PROVIDED DATA:
▽
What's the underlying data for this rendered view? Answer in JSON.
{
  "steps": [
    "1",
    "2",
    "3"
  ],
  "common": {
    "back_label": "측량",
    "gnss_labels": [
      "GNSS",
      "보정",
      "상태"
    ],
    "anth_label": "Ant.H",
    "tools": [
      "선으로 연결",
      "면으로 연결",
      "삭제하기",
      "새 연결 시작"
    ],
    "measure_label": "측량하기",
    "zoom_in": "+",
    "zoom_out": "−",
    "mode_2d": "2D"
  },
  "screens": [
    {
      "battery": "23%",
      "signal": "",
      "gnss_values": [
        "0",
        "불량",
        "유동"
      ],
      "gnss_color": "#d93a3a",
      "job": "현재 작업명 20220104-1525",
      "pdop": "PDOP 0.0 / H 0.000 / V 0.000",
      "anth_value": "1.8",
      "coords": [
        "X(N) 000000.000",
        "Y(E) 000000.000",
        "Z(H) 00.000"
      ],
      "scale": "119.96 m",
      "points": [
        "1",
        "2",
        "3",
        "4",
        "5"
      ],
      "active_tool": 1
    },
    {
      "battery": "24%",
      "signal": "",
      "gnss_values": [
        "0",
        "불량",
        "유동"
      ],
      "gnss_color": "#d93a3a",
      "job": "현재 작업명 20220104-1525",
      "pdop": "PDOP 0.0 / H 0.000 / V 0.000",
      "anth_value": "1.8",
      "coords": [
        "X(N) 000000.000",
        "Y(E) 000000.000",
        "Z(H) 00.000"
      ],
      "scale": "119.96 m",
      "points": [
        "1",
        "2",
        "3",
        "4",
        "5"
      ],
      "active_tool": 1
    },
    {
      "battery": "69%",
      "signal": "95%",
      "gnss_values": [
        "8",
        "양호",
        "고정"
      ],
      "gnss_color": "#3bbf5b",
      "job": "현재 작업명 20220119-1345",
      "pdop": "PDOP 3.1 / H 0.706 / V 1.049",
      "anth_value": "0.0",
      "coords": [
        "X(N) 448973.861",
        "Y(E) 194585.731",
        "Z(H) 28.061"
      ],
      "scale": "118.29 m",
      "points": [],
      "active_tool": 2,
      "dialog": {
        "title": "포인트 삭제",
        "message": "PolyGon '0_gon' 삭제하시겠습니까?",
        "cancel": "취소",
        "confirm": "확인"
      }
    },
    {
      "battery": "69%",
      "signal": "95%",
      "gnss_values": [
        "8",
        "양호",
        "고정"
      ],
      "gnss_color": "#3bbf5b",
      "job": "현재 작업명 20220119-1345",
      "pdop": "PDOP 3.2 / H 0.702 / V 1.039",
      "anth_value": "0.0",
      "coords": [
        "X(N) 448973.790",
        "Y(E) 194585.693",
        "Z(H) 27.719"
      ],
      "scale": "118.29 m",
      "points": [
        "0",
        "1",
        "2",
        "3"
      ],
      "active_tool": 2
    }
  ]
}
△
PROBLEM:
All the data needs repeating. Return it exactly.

OUTPUT OF THE EXERCISE:
What's the underlying data for this rendered view? Answer in JSON.
{
  "steps": [
    "1",
    "2",
    "3"
  ],
  "common": {
    "back_label": "측량",
    "gnss_labels": [
      "GNSS",
      "보정",
      "상태"
    ],
    "anth_label": "Ant.H",
    "tools": [
      "선으로 연결",
      "면으로 연결",
      "삭제하기",
      "새 연결 시작"
    ],
    "measure_label": "측량하기",
    "zoom_in": "+",
    "zoom_out": "−",
    "mode_2d": "2D"
  },
  "screens": [
    {
      "battery": "23%",
      "signal": "",
      "gnss_values": [
        "0",
        "불량",
        "유동"
      ],
      "gnss_color": "#d93a3a",
      "job": "현재 작업명 20220104-1525",
      "pdop": "PDOP 0.0 / H 0.000 / V 0.000",
      "anth_value": "1.8",
      "coords": [
        "X(N) 000000.000",
        "Y(E) 000000.000",
        "Z(H) 00.000"
      ],
      "scale": "119.96 m",
      "points": [
        "1",
        "2",
        "3",
        "4",
        "5"
      ],
      "active_tool": 1
    },
    {
      "battery": "24%",
      "signal": "",
      "gnss_values": [
        "0",
        "불량",
        "유동"
      ],
      "gnss_color": "#d93a3a",
      "job": "현재 작업명 20220104-1525",
      "pdop": "PDOP 0.0 / H 0.000 / V 0.000",
      "anth_value": "1.8",
      "coords": [
        "X(N) 000000.000",
        "Y(E) 000000.000",
        "Z(H) 00.000"
      ],
      "scale": "119.96 m",
      "points": [
        "1",
        "2",
        "3",
        "4",
        "5"
      ],
      "active_tool": 1
    },
    {
      "battery": "69%",
      "signal": "95%",
      "gnss_values": [
        "8",
        "양호",
        "고정"
      ],
      "gnss_color": "#3bbf5b",
      "job": "현재 작업명 20220119-1345",
      "pdop": "PDOP 3.1 / H 0.706 / V 1.049",
      "anth_value": "0.0",
      "coords": [
        "X(N) 448973.861",
        "Y(E) 194585.731",
        "Z(H) 28.061"
      ],
      "scale": "118.29 m",
      "points": [],
      "active_tool": 2,
      "dialog": {
        "title": "포인트 삭제",
        "message": "PolyGon '0_gon' 삭제하시겠습니까?",
        "cancel": "취소",
        "confirm": "확인"
      }
    },
    {
      "battery": "69%",
      "signal": "95%",
      "gnss_values": [
        "8",
        "양호",
        "고정"
      ],
      "gnss_color": "#3bbf5b",
      "job": "현재 작업명 20220119-1345",
      "pdop": "PDOP 3.2 / H 0.702 / V 1.039",
      "anth_value": "0.0",
      "coords": [
        "X(N) 448973.790",
        "Y(E) 194585.693",
        "Z(H) 27.719"
      ],
      "scale": "118.29 m",
      "points": [
        "0",
        "1",
        "2",
        "3"
      ],
      "active_tool": 2
    }
  ]
}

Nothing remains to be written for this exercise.